This is how the financial markets developed in the first place. People sitting around in caffs wondering how to organise things, standing around the courtyard of the Royal Exchange and wondering what rules there should be about how to buy or sell stuff.
Couple of centuries later and we\’ve got The City.
What interests about all these discussions about how the system should be built anew is that if you did start with a blank slate and were deciding how you were going to allocate capital, allow savings to be employed in investment and all the rest, you\’d end up, after the usual blind alleys and mistakes, with a system not appreciably different from the one we\’ve got now.
Specialist intermediaries doing the moving the money around, sucking in the savings and spewing out the investments. Those specialists would be highly paid by the standards of the society simply because when you handle all the money some will stick to the palms. We\’d have primary and secondary markets, we\’d have markets in most things.

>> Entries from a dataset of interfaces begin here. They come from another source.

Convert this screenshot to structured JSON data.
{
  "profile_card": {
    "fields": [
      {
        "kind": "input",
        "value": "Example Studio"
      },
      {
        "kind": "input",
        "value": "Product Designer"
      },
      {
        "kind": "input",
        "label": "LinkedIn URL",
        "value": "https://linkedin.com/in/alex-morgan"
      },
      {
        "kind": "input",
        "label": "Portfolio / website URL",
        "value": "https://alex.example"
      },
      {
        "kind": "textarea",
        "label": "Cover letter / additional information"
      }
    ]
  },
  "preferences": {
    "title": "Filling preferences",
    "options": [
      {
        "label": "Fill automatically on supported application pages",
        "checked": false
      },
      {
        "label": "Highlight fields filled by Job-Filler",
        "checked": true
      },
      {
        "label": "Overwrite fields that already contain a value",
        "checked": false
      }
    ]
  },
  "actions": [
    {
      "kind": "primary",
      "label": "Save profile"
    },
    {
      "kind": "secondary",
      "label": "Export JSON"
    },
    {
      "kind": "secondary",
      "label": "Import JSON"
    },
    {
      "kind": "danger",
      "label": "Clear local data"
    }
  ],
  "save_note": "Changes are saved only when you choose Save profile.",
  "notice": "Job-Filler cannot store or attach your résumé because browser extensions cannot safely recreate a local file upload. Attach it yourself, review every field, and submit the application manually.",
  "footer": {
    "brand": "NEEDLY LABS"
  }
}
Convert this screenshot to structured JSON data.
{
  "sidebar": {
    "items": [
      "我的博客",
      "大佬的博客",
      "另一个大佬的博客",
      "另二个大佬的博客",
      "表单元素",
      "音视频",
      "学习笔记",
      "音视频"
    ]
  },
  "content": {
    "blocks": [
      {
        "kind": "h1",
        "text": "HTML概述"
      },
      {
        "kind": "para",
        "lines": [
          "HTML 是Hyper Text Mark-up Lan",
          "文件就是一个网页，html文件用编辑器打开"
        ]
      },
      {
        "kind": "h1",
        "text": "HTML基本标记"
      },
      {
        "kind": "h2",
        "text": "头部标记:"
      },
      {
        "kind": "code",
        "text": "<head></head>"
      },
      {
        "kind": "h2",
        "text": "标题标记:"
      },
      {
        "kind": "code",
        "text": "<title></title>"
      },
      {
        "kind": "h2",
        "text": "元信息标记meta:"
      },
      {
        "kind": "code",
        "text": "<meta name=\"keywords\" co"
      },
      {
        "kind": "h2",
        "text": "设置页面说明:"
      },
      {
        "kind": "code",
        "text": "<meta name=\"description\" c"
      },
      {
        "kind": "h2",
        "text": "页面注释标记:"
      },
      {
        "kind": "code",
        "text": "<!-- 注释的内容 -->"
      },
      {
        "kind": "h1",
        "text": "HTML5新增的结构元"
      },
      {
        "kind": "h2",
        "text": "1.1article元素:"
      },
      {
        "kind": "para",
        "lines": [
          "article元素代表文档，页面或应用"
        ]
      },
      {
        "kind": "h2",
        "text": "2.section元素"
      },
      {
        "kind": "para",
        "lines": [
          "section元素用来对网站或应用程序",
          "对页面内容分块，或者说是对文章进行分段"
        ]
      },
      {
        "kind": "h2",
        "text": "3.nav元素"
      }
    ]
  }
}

For, you see, this same game has been played out in a number of different places over the centuries. No financial intermediation means no large scale industry of any type. No secondary markets makes primary capital hugely expensive, thus making the society poorer. Things with no markets tend not to work very well.
We\’d end up pretty much where we are again. Might be a few changes around the fringes but the more revolutionary calls for a \”completely new system\” are futile. For we\’ve tried any number of systems, from allocation by birth, bureaucracy, political connections even religious observance and what we\’ve found out is that allocation by markets works least bad.
So allocation by markets will be what we end up with again then.